Brief:
Below are the records. Count the lines containing the string "response", and reply with the number alone.

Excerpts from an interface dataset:

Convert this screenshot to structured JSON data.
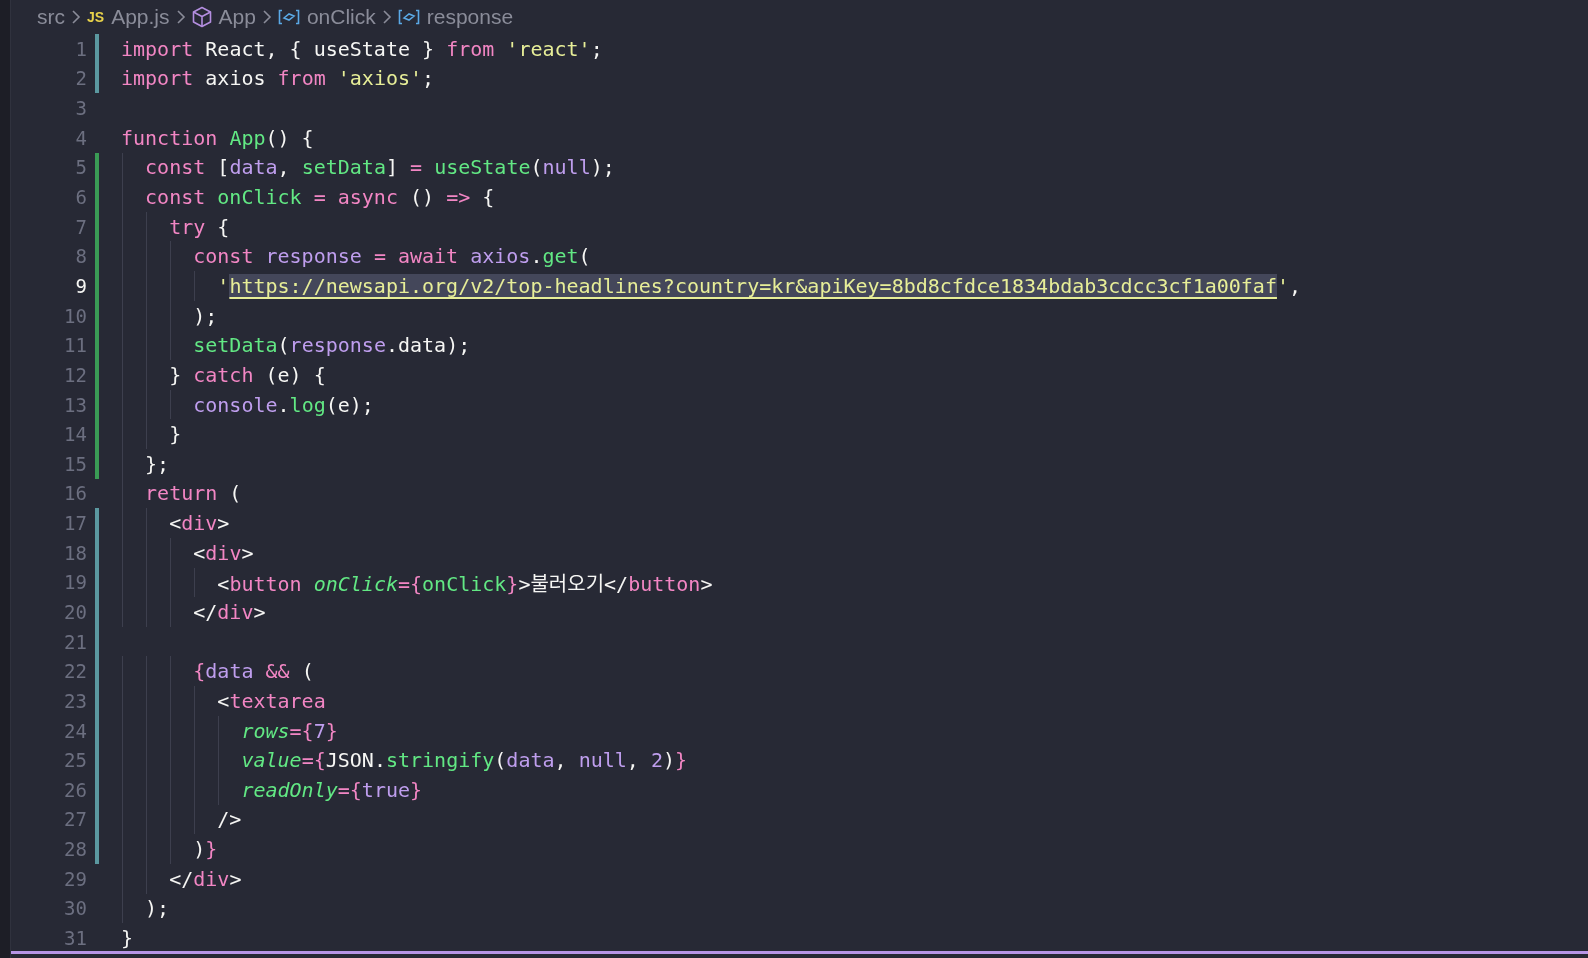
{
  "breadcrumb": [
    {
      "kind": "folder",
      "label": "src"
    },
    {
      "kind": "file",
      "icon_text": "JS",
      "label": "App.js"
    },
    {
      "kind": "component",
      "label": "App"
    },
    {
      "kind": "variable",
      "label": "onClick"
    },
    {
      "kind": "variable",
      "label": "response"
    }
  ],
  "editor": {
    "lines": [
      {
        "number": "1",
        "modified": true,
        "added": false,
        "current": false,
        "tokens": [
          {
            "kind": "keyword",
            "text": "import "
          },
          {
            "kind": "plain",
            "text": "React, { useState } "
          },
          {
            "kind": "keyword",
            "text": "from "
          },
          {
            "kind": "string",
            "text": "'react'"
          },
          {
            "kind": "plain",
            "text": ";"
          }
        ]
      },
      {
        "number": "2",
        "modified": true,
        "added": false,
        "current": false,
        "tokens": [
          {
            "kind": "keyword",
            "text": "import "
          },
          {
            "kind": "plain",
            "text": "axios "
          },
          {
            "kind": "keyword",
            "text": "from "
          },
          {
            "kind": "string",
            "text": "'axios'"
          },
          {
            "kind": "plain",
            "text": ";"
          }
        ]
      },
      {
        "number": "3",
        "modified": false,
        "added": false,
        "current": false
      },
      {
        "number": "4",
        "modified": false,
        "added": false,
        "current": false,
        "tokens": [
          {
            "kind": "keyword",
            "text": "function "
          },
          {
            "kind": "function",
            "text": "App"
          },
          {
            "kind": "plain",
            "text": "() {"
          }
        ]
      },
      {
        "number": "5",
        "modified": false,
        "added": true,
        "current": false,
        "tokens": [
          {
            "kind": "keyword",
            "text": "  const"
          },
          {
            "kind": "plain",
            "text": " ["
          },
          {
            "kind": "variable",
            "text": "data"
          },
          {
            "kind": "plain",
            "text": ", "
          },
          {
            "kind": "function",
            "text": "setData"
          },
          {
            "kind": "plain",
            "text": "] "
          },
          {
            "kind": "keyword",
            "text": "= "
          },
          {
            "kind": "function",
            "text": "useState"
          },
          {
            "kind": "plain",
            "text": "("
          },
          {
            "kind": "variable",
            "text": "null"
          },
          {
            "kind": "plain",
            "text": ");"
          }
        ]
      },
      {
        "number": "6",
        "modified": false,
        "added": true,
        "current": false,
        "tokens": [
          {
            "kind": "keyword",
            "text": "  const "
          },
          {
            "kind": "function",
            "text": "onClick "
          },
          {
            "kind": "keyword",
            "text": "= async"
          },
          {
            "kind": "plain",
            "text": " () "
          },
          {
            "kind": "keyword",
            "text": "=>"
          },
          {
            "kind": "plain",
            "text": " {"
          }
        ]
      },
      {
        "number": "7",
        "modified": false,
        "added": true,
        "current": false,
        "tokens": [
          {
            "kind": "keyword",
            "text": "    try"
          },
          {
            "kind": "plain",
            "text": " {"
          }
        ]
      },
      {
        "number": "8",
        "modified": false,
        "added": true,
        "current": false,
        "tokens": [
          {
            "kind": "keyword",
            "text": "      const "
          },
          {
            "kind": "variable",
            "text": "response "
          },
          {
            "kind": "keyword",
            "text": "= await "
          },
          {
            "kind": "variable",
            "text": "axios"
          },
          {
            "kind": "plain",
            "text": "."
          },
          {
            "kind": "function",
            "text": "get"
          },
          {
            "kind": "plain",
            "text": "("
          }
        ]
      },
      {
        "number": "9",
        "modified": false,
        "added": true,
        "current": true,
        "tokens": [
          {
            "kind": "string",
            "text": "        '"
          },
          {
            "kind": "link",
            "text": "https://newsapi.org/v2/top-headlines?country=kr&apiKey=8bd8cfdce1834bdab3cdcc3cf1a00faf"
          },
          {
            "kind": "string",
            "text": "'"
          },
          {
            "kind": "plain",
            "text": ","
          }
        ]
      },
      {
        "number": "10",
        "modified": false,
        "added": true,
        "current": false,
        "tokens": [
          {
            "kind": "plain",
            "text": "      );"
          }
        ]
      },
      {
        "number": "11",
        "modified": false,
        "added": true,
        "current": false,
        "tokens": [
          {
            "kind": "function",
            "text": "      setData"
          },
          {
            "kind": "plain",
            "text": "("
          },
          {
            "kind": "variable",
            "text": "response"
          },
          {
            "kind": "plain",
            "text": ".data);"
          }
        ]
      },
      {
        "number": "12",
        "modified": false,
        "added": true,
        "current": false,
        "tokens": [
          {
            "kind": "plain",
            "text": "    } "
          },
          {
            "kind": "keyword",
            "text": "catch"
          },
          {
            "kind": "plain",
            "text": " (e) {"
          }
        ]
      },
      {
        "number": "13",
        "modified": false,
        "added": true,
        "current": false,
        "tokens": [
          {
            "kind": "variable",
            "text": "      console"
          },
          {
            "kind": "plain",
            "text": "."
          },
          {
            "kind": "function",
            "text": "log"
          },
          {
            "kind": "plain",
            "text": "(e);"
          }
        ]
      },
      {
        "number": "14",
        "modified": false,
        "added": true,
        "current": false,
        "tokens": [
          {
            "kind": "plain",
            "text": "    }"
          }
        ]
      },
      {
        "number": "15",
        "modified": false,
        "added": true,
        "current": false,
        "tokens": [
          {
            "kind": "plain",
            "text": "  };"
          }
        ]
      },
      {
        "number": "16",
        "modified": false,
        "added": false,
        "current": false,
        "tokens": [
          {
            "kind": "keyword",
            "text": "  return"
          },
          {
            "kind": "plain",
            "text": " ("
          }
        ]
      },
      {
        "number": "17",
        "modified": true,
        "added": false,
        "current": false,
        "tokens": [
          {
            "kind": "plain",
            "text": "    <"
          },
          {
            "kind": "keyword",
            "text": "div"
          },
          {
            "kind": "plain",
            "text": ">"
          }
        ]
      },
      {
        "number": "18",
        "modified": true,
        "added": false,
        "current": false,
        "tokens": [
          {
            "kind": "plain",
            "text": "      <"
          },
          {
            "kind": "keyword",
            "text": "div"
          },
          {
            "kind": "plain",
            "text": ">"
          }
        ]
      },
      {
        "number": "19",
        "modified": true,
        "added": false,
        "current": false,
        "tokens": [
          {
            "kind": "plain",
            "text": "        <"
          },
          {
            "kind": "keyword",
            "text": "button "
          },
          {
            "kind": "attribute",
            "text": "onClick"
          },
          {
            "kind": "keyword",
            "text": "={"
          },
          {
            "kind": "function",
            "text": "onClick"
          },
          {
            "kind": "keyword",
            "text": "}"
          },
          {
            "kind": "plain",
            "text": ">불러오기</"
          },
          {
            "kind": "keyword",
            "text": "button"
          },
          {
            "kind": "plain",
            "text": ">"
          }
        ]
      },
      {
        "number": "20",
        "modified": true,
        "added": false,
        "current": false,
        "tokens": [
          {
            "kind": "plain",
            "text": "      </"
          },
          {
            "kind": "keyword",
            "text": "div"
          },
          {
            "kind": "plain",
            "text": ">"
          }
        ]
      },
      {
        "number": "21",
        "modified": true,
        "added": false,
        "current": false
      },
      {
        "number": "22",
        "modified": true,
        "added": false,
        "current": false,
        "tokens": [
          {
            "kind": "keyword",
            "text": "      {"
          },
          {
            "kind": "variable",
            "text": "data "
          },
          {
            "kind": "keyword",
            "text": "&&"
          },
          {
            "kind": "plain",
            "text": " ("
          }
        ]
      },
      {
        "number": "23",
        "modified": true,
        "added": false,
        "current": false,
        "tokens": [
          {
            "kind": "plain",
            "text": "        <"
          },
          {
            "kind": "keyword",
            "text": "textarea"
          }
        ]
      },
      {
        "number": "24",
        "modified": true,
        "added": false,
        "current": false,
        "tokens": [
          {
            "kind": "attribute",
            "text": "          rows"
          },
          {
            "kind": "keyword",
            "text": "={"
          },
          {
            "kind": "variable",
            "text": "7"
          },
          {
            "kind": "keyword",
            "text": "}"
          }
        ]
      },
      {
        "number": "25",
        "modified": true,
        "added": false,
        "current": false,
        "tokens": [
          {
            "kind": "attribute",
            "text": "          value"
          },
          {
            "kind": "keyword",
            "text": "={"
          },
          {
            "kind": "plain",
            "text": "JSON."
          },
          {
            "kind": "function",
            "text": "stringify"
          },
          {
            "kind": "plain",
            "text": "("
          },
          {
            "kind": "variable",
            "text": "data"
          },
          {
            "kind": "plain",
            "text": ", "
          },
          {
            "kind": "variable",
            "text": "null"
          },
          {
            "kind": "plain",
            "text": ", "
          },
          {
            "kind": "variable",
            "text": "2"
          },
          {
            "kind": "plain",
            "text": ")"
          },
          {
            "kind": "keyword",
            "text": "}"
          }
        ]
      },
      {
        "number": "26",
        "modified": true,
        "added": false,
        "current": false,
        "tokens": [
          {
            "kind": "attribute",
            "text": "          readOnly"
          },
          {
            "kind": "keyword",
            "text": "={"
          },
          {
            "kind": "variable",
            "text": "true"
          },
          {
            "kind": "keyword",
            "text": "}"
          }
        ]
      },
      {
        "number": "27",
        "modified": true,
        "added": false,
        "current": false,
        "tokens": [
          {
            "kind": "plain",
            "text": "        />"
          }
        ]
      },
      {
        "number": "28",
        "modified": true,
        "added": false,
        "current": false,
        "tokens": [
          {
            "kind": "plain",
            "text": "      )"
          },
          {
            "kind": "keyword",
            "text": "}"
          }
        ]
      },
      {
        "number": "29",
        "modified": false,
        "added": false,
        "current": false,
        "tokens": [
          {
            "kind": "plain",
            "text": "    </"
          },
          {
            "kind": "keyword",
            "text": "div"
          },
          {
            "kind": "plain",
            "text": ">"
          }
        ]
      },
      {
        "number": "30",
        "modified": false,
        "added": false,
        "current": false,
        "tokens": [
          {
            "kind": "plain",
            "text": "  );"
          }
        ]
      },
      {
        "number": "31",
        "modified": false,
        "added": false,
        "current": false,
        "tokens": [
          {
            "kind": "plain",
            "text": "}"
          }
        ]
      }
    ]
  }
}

Answer to the exercise:
3